··· SUPPLIED INFORMATION

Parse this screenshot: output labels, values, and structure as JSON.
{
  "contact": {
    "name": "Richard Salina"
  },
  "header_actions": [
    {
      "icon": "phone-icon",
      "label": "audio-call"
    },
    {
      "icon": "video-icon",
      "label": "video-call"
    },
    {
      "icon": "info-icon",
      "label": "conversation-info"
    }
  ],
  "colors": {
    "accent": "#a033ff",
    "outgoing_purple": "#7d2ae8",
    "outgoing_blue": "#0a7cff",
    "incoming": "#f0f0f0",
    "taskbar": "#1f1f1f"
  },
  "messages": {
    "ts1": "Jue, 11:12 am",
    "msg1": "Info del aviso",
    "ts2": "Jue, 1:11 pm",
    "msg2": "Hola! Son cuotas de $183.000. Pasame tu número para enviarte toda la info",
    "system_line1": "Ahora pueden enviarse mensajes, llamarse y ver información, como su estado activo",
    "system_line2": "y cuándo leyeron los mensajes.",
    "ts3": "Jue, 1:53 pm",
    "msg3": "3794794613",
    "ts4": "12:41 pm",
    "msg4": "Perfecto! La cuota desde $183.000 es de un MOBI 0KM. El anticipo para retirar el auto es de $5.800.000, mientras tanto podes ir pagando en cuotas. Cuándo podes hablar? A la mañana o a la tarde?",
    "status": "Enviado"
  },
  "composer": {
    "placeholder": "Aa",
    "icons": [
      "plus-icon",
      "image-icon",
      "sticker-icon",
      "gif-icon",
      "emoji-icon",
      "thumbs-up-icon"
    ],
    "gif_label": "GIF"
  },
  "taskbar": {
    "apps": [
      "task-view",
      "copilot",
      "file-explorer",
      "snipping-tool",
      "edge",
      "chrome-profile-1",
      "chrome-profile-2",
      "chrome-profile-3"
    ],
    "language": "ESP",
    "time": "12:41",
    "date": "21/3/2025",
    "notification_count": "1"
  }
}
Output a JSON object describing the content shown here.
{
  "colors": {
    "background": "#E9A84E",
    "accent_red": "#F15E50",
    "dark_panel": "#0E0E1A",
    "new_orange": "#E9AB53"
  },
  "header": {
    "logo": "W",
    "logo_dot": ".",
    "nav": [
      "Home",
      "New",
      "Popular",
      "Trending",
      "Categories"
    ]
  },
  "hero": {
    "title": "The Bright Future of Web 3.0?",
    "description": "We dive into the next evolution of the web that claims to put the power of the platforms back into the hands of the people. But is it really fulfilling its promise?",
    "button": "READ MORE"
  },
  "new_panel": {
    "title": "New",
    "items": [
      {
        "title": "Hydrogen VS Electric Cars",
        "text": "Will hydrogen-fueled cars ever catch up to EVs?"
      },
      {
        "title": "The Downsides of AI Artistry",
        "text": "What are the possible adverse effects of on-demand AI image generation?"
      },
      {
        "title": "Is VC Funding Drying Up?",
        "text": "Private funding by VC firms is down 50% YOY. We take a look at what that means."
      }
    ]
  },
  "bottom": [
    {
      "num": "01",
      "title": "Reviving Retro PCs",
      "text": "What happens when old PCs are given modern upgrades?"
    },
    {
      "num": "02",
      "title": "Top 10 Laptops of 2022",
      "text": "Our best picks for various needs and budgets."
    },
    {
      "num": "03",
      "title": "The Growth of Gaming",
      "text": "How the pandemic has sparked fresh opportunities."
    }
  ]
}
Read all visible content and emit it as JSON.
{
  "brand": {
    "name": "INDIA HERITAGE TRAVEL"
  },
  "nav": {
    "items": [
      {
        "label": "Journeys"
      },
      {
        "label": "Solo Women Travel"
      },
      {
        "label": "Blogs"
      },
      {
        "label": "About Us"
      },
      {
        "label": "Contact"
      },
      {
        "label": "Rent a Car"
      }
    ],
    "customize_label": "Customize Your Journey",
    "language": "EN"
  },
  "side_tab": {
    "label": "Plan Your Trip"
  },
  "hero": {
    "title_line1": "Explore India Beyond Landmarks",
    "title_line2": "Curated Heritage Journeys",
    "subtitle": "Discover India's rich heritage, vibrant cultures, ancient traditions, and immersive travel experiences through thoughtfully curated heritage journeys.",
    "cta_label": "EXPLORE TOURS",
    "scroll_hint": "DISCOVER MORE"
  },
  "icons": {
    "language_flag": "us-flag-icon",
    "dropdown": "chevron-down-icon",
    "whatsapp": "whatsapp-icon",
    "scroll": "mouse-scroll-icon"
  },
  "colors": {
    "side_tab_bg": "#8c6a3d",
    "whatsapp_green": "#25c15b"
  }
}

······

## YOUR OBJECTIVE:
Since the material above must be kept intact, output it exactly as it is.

## TASK OUTPUT:
Parse this screenshot: output labels, values, and structure as JSON.
{
  "contact": {
    "name": "Richard Salina"
  },
  "header_actions": [
    {
      "icon": "phone-icon",
      "label": "audio-call"
    },
    {
      "icon": "video-icon",
      "label": "video-call"
    },
    {
      "icon": "info-icon",
      "label": "conversation-info"
    }
  ],
  "colors": {
    "accent": "#a033ff",
    "outgoing_purple": "#7d2ae8",
    "outgoing_blue": "#0a7cff",
    "incoming": "#f0f0f0",
    "taskbar": "#1f1f1f"
  },
  "messages": {
    "ts1": "Jue, 11:12 am",
    "msg1": "Info del aviso",
    "ts2": "Jue, 1:11 pm",
    "msg2": "Hola! Son cuotas de $183.000. Pasame tu número para enviarte toda la info",
    "system_line1": "Ahora pueden enviarse mensajes, llamarse y ver información, como su estado activo",
    "system_line2": "y cuándo leyeron los mensajes.",
    "ts3": "Jue, 1:53 pm",
    "msg3": "3794794613",
    "ts4": "12:41 pm",
    "msg4": "Perfecto! La cuota desde $183.000 es de un MOBI 0KM. El anticipo para retirar el auto es de $5.800.000, mientras tanto podes ir pagando en cuotas. Cuándo podes hablar? A la mañana o a la tarde?",
    "status": "Enviado"
  },
  "composer": {
    "placeholder": "Aa",
    "icons": [
      "plus-icon",
      "image-icon",
      "sticker-icon",
      "gif-icon",
      "emoji-icon",
      "thumbs-up-icon"
    ],
    "gif_label": "GIF"
  },
  "taskbar": {
    "apps": [
      "task-view",
      "copilot",
      "file-explorer",
      "snipping-tool",
      "edge",
      "chrome-profile-1",
      "chrome-profile-2",
      "chrome-profile-3"
    ],
    "language": "ESP",
    "time": "12:41",
    "date": "21/3/2025",
    "notification_count": "1"
  }
}
Output a JSON object describing the content shown here.
{
  "colors": {
    "background": "#E9A84E",
    "accent_red": "#F15E50",
    "dark_panel": "#0E0E1A",
    "new_orange": "#E9AB53"
  },
  "header": {
    "logo": "W",
    "logo_dot": ".",
    "nav": [
      "Home",
      "New",
      "Popular",
      "Trending",
      "Categories"
    ]
  },
  "hero": {
    "title": "The Bright Future of Web 3.0?",
    "description": "We dive into the next evolution of the web that claims to put the power of the platforms back into the hands of the people. But is it really fulfilling its promise?",
    "button": "READ MORE"
  },
  "new_panel": {
    "title": "New",
    "items": [
      {
        "title": "Hydrogen VS Electric Cars",
        "text": "Will hydrogen-fueled cars ever catch up to EVs?"
      },
      {
        "title": "The Downsides of AI Artistry",
        "text": "What are the possible adverse effects of on-demand AI image generation?"
      },
      {
        "title": "Is VC Funding Drying Up?",
        "text": "Private funding by VC firms is down 50% YOY. We take a look at what that means."
      }
    ]
  },
  "bottom": [
    {
      "num": "01",
      "title": "Reviving Retro PCs",
      "text": "What happens when old PCs are given modern upgrades?"
    },
    {
      "num": "02",
      "title": "Top 10 Laptops of 2022",
      "text": "Our best picks for various needs and budgets."
    },
    {
      "num": "03",
      "title": "The Growth of Gaming",
      "text": "How the pandemic has sparked fresh opportunities."
    }
  ]
}
Read all visible content and emit it as JSON.
{
  "brand": {
    "name": "INDIA HERITAGE TRAVEL"
  },
  "nav": {
    "items": [
      {
        "label": "Journeys"
      },
      {
        "label": "Solo Women Travel"
      },
      {
        "label": "Blogs"
      },
      {
        "label": "About Us"
      },
      {
        "label": "Contact"
      },
      {
        "label": "Rent a Car"
      }
    ],
    "customize_label": "Customize Your Journey",
    "language": "EN"
  },
  "side_tab": {
    "label": "Plan Your Trip"
  },
  "hero": {
    "title_line1": "Explore India Beyond Landmarks",
    "title_line2": "Curated Heritage Journeys",
    "subtitle": "Discover India's rich heritage, vibrant cultures, ancient traditions, and immersive travel experiences through thoughtfully curated heritage journeys.",
    "cta_label": "EXPLORE TOURS",
    "scroll_hint": "DISCOVER MORE"
  },
  "icons": {
    "language_flag": "us-flag-icon",
    "dropdown": "chevron-down-icon",
    "whatsapp": "whatsapp-icon",
    "scroll": "mouse-scroll-icon"
  },
  "colors": {
    "side_tab_bg": "#8c6a3d",
    "whatsapp_green": "#25c15b"
  }
}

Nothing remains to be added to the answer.